**Required work**
Each line of the data that includes "Date" must be copied.

*** Opening of Data section ***

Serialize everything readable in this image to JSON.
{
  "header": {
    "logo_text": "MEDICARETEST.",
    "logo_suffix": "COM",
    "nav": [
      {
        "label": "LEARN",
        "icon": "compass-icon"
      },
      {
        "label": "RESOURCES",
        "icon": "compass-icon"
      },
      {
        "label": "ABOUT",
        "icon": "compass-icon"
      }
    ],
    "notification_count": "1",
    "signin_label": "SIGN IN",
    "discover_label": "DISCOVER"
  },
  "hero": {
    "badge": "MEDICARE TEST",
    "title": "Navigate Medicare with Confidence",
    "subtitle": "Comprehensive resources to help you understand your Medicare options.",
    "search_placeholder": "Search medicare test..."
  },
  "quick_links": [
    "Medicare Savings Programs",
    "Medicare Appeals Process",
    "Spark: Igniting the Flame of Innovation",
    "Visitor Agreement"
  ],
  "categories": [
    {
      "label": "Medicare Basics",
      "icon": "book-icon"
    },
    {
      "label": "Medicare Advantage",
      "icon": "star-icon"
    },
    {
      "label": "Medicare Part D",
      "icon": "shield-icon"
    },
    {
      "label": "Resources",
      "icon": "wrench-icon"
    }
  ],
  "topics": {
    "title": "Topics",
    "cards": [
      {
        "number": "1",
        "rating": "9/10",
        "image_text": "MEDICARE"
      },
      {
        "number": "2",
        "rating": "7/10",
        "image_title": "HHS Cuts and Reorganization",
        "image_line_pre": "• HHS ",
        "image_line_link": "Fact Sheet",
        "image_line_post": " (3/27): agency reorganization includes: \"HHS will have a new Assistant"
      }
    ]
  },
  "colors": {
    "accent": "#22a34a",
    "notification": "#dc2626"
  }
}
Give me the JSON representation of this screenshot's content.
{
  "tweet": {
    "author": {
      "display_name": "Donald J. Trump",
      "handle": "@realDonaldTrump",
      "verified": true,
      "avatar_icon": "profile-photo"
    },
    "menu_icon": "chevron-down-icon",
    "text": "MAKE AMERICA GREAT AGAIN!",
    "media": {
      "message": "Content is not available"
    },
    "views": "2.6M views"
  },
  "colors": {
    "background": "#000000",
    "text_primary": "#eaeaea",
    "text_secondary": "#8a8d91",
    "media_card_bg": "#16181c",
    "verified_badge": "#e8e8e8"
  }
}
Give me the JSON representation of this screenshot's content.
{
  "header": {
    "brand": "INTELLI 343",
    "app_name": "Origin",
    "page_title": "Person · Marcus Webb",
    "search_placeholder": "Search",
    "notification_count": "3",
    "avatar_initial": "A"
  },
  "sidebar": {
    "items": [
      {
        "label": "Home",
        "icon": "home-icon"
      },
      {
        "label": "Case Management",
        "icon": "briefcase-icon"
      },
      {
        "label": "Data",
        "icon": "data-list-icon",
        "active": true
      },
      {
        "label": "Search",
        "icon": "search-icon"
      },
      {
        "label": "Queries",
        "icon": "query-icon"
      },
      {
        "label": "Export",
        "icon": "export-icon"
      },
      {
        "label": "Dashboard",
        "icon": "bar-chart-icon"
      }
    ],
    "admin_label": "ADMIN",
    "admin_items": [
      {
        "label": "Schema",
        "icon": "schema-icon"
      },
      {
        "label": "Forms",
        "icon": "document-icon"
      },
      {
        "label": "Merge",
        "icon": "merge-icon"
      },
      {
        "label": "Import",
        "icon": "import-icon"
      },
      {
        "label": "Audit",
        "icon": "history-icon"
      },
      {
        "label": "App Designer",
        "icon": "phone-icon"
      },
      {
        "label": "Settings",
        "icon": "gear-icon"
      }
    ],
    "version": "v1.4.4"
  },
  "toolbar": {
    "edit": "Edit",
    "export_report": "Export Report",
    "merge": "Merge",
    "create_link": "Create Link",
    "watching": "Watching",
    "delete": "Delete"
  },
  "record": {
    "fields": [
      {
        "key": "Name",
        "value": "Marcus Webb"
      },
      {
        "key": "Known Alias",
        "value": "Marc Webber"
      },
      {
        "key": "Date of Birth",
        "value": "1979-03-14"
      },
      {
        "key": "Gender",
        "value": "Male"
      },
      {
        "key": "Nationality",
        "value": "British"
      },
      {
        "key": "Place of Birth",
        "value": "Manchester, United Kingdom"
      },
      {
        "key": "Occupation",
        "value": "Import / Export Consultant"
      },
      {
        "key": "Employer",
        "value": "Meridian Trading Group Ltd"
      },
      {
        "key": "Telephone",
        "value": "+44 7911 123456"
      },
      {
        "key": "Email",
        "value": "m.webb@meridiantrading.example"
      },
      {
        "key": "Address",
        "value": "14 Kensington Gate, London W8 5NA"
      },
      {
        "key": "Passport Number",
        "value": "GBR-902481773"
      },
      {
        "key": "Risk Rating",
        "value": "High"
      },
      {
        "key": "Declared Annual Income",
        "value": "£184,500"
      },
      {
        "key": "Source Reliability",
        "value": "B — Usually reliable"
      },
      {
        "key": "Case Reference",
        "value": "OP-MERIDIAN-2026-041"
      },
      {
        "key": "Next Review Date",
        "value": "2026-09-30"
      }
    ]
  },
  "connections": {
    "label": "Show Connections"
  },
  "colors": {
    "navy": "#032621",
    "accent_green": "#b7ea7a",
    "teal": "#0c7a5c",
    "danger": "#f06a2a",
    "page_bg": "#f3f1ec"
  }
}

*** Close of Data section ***

**Solved problem**
        "key": "Date of Birth",
        "key": "Next Review Date",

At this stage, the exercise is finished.